		.container .eight.columns					{ width: 364px; }
		.container .nine.columns					{ width: 412px; }
		.container .ten.columns						{ width: 460px; }
		.container .eleven.columns					{ width: 508px; }
		.container .twelve.columns					{ width: 556px; }
		.container .thirteen.columns				{ width: 604px; }
		.container .fourteen.columns				{ width: 652px; }
		.container .fifteen.columns					{ width: 700px; }
		.container .sixteen.columns					{ width: 748px; }

		.container .one-third.column				{ width: 236px; }
		.container .two-thirds.column				{ width: 492px; }

		/* Offsets */
		.container .offset-by-one					{ padding-left: 48px; }
		.container .offset-by-two					{ padding-left: 96px; }
		.container .offset-by-three					{ padding-left: 144px; }
		.container .offset-by-four					{ padding-left: 192px; }
		.container .offset-by-five					{ padding-left: 240px; }
		.container .offset-by-six					{ padding-left: 288px; }
		.container .offset-by-seven					{ padding-left: 336px; }
		.container .offset-by-eight					{ padding-left: 384px; }
		.container .offset-by-nine					{ padding-left: 432px; }
		.container .offset-by-ten					{ padding-left: 480px; }
		.container .offset-by-eleven				{ padding-left: 528px; }
		.container .offset-by-twelve				{ padding-left: 576px; }
		.container .offset-by-thirteen				{ padding-left: 624px; }
		.container .offset-by-fourteen				{ padding-left: 672px; }
		.container .offset-by-fifteen				{ padding-left: 720px; }
		.container .offset-by-eight-plus-half		{ padding-left: 400px; }

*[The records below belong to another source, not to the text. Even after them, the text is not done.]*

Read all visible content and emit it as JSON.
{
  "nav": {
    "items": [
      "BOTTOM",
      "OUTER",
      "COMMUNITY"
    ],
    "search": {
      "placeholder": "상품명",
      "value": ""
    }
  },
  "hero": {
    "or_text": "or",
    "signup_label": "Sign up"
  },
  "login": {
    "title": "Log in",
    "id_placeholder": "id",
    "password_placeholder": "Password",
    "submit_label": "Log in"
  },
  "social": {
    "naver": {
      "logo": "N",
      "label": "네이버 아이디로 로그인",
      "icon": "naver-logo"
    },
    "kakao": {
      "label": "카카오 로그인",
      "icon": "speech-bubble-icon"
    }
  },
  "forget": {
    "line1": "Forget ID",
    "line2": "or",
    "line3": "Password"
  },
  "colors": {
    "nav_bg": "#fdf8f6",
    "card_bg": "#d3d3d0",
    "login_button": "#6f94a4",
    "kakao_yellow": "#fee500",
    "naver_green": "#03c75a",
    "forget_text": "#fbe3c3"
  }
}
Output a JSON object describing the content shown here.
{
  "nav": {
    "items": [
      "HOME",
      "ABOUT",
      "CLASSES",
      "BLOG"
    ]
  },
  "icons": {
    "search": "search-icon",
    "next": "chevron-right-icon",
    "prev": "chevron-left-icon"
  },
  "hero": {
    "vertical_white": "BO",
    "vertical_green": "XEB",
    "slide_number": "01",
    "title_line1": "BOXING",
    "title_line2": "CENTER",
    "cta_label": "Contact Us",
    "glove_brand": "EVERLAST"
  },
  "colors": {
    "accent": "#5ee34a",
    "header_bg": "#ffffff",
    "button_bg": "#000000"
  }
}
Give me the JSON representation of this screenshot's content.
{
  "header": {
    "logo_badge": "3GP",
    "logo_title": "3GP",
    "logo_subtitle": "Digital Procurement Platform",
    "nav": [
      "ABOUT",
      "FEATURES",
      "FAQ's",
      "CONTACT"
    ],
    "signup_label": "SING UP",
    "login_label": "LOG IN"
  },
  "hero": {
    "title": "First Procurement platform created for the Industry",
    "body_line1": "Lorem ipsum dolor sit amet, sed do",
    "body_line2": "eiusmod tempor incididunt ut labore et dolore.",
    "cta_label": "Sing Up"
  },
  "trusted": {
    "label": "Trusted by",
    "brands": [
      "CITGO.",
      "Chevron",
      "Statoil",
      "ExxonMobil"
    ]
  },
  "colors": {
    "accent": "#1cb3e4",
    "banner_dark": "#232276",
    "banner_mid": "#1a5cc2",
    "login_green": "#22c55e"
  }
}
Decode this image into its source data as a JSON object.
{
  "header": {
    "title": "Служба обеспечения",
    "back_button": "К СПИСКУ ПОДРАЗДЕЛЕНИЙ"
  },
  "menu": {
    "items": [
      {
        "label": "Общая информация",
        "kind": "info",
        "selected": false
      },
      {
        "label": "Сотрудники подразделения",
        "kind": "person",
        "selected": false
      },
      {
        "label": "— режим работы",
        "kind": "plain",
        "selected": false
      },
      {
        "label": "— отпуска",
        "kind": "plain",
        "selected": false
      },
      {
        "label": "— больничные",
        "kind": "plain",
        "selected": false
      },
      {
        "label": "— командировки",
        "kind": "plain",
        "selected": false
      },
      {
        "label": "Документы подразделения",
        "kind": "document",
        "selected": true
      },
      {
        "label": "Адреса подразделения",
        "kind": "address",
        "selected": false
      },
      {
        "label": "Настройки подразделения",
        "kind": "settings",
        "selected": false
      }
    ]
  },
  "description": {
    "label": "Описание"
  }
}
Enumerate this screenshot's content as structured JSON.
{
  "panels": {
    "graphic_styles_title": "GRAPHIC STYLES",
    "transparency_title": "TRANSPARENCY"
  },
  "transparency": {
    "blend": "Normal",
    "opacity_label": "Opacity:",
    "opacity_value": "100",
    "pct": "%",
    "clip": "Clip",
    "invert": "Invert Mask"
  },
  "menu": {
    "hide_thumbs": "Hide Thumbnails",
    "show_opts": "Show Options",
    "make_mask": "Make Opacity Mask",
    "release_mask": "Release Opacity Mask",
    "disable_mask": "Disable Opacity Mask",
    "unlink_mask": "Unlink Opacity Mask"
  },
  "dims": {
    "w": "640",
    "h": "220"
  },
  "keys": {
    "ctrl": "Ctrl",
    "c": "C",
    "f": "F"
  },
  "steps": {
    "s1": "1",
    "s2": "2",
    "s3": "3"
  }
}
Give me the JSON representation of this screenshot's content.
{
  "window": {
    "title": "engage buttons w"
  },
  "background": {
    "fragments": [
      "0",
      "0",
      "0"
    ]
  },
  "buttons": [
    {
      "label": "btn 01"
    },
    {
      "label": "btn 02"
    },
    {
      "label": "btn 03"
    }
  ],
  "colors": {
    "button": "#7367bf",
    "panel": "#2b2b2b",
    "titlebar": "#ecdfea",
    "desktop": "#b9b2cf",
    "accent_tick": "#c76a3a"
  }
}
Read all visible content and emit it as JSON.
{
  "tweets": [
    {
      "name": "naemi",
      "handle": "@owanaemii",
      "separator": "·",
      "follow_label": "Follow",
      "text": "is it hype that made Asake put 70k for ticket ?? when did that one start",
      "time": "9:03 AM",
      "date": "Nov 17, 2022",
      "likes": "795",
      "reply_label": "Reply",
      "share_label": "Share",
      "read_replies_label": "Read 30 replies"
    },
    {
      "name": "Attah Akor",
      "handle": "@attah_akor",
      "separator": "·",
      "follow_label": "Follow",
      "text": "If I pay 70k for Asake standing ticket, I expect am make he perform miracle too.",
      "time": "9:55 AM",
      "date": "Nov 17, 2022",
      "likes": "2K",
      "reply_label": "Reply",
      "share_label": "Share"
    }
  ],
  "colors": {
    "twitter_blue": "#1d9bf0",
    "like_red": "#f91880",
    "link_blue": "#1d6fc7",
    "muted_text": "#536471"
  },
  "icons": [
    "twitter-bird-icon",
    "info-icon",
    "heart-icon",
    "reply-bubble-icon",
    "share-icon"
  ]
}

When applying these styles for mobile, simply set all your columns to be full page width, and turn off all offsets and gutters. This will allow your columns to stack on top of each other, ideal for mobile browsing when you have a small amount of space to work with. I would suggest setting this in pixels and allow some room on either side so your text doesn’t shove up against the sides of a device. Ideally, you want your content to have some breathing room. Grab a book and take a look at the space they allot for page margins if you need a reference.

In closing, now that you have the tools and understand the importance of a good responsive website, why don’t you build one? If you have a new client, start building it in a responsive framework from the start, and when you are ready to launch, surprise the customer with their mobile-friendly site! Or simply hone your skills and create a test site, just to prove to yourself you can do it.

Now go forth! Venture on a journey through desktops and netbooks, iPads and Androids, and create the accessible, mobile-ready web of the future!